  • Warm up your muscles and do some stretches before you head out, to avoid injury
  • Have a plan to shovel areas that require paths first, and pile your snow in an area that won’t be blocking you in (or that you’ll need to move later)

Time Saving Hacks

  • Don’t clean up around your car before you clear it off, because then you’ll end up covering the same ground and shovelling the area twice
  • Wax your snow shovel blade to keep snow from sticking to it (you can wax it using candle wax, floor wax, car wax, and even cooking spray)
  • Shovel the end of your driveway last (to avoid having to shovel again when the snow plow goes by
  • Consider shovel alternative clearing methods like this snow rolling one 

Safety First

  • For snow that is more than a foot deep, avoid clearing right down to the ground with each scoop, instead skim off the top with one scoop and then finish up the area with subsequent scoops to avoid injury
  • Short frequent shovelling shifts add up – consider heading out every few hours since it’s easier to lift two to three inches of freshly fallen fluffy snow, than six to eight of densely packed snow
  • When you can, push the snow with your shovel instead of lifting it
  • Should you need to lift snow follow these techniques: Keep your feet hip width apart, bend your knees and keep your back as straight as you can, don’t twist your torso when lifting the snow, smaller shovel loads will be easier on you, & instead of throwing snow onto a pile push it over to the correct area and drop it onto the pile
  • If you’re feeling winded take a break (you should be taking a break every 15-20 minutes of shovelling

Keep In Mind

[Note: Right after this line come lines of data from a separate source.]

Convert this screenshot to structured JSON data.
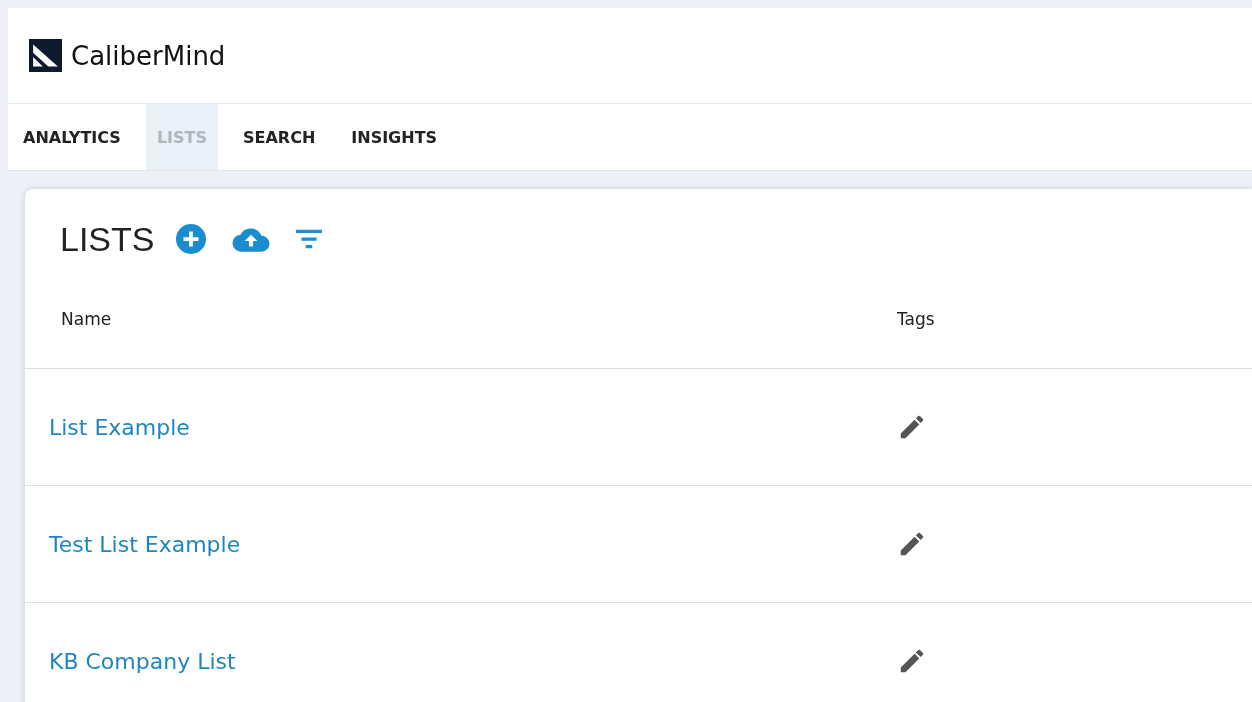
{
  "app": {
    "name": "CaliberMind"
  },
  "tabs": [
    {
      "label": "ANALYTICS",
      "selected": false
    },
    {
      "label": "LISTS",
      "selected": true
    },
    {
      "label": "SEARCH",
      "selected": false
    },
    {
      "label": "INSIGHTS",
      "selected": false
    }
  ],
  "panel": {
    "title": "LISTS"
  },
  "table": {
    "columns": [
      "Name",
      "Tags"
    ],
    "rows": [
      {
        "name": "List Example"
      },
      {
        "name": "Test List Example"
      },
      {
        "name": "KB Company List"
      }
    ]
  }
}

  • Remember to clear any snow accumulation away from your dryer vent or any other exhaust systems located around your home as blocked vents are fire hazards!
  • If you have a fire hydrant on your lawn make sure it is clear of snow so the fire department continues to have easy access to it
  • Shovelling is thirsty work!  The cold weather may disguise your thirst cues, but shovelling snow is a tough workout, so be sure to drink water before, during, and after shovelling snow